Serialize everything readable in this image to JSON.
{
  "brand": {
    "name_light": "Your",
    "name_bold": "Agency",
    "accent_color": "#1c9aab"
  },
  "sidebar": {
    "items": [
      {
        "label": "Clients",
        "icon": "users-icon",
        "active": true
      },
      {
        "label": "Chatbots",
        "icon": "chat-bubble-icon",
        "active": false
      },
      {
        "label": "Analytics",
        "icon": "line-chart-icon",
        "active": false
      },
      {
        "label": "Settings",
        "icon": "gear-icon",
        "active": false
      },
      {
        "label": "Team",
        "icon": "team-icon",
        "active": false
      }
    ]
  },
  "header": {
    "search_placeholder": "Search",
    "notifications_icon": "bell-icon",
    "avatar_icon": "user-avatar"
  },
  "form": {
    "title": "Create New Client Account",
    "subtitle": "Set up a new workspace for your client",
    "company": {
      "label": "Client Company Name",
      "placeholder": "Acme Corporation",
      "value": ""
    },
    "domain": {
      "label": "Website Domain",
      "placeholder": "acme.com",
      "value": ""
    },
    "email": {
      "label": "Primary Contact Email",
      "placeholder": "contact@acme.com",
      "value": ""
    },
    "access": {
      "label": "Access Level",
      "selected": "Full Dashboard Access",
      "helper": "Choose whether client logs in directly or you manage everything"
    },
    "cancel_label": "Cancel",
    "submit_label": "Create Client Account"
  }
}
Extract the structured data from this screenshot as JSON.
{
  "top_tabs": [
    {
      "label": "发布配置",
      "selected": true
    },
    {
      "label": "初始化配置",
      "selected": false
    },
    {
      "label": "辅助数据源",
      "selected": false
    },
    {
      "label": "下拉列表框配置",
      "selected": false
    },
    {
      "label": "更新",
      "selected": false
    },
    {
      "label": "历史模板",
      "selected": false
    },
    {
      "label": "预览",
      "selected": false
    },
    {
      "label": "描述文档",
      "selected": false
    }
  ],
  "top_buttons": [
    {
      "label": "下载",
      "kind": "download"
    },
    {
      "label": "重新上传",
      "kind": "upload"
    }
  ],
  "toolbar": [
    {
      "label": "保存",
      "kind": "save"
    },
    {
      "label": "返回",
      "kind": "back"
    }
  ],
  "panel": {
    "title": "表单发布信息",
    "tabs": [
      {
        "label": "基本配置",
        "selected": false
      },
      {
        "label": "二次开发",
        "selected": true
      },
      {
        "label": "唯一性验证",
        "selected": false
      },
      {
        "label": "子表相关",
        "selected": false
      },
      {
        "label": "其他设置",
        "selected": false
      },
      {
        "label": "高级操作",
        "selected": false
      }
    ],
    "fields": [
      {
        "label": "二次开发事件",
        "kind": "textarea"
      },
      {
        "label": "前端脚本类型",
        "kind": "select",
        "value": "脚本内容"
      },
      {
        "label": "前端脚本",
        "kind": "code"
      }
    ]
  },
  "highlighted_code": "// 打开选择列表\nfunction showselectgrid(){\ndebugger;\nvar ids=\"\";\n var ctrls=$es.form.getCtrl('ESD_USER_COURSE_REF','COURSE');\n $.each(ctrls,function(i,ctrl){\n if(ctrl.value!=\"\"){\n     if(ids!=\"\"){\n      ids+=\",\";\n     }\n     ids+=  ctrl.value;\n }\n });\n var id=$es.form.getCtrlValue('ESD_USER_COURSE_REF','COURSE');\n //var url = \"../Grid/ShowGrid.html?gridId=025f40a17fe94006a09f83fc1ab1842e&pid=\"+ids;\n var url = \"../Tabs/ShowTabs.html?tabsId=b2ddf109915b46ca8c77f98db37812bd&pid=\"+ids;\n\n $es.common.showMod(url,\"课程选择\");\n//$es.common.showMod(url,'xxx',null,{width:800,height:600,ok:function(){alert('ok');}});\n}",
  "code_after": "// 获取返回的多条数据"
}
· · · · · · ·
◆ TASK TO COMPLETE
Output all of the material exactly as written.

◆ OUTPUT FOR THIS TASK
Serialize everything readable in this image to JSON.
{
  "brand": {
    "name_light": "Your",
    "name_bold": "Agency",
    "accent_color": "#1c9aab"
  },
  "sidebar": {
    "items": [
      {
        "label": "Clients",
        "icon": "users-icon",
        "active": true
      },
      {
        "label": "Chatbots",
        "icon": "chat-bubble-icon",
        "active": false
      },
      {
        "label": "Analytics",
        "icon": "line-chart-icon",
        "active": false
      },
      {
        "label": "Settings",
        "icon": "gear-icon",
        "active": false
      },
      {
        "label": "Team",
        "icon": "team-icon",
        "active": false
      }
    ]
  },
  "header": {
    "search_placeholder": "Search",
    "notifications_icon": "bell-icon",
    "avatar_icon": "user-avatar"
  },
  "form": {
    "title": "Create New Client Account",
    "subtitle": "Set up a new workspace for your client",
    "company": {
      "label": "Client Company Name",
      "placeholder": "Acme Corporation",
      "value": ""
    },
    "domain": {
      "label": "Website Domain",
      "placeholder": "acme.com",
      "value": ""
    },
    "email": {
      "label": "Primary Contact Email",
      "placeholder": "contact@acme.com",
      "value": ""
    },
    "access": {
      "label": "Access Level",
      "selected": "Full Dashboard Access",
      "helper": "Choose whether client logs in directly or you manage everything"
    },
    "cancel_label": "Cancel",
    "submit_label": "Create Client Account"
  }
}
Extract the structured data from this screenshot as JSON.
{
  "top_tabs": [
    {
      "label": "发布配置",
      "selected": true
    },
    {
      "label": "初始化配置",
      "selected": false
    },
    {
      "label": "辅助数据源",
      "selected": false
    },
    {
      "label": "下拉列表框配置",
      "selected": false
    },
    {
      "label": "更新",
      "selected": false
    },
    {
      "label": "历史模板",
      "selected": false
    },
    {
      "label": "预览",
      "selected": false
    },
    {
      "label": "描述文档",
      "selected": false
    }
  ],
  "top_buttons": [
    {
      "label": "下载",
      "kind": "download"
    },
    {
      "label": "重新上传",
      "kind": "upload"
    }
  ],
  "toolbar": [
    {
      "label": "保存",
      "kind": "save"
    },
    {
      "label": "返回",
      "kind": "back"
    }
  ],
  "panel": {
    "title": "表单发布信息",
    "tabs": [
      {
        "label": "基本配置",
        "selected": false
      },
      {
        "label": "二次开发",
        "selected": true
      },
      {
        "label": "唯一性验证",
        "selected": false
      },
      {
        "label": "子表相关",
        "selected": false
      },
      {
        "label": "其他设置",
        "selected": false
      },
      {
        "label": "高级操作",
        "selected": false
      }
    ],
    "fields": [
      {
        "label": "二次开发事件",
        "kind": "textarea"
      },
      {
        "label": "前端脚本类型",
        "kind": "select",
        "value": "脚本内容"
      },
      {
        "label": "前端脚本",
        "kind": "code"
      }
    ]
  },
  "highlighted_code": "// 打开选择列表\nfunction showselectgrid(){\ndebugger;\nvar ids=\"\";\n var ctrls=$es.form.getCtrl('ESD_USER_COURSE_REF','COURSE');\n $.each(ctrls,function(i,ctrl){\n if(ctrl.value!=\"\"){\n     if(ids!=\"\"){\n      ids+=\",\";\n     }\n     ids+=  ctrl.value;\n }\n });\n var id=$es.form.getCtrlValue('ESD_USER_COURSE_REF','COURSE');\n //var url = \"../Grid/ShowGrid.html?gridId=025f40a17fe94006a09f83fc1ab1842e&pid=\"+ids;\n var url = \"../Tabs/ShowTabs.html?tabsId=b2ddf109915b46ca8c77f98db37812bd&pid=\"+ids;\n\n $es.common.showMod(url,\"课程选择\");\n//$es.common.showMod(url,'xxx',null,{width:800,height:600,ok:function(){alert('ok');}});\n}",
  "code_after": "// 获取返回的多条数据"
}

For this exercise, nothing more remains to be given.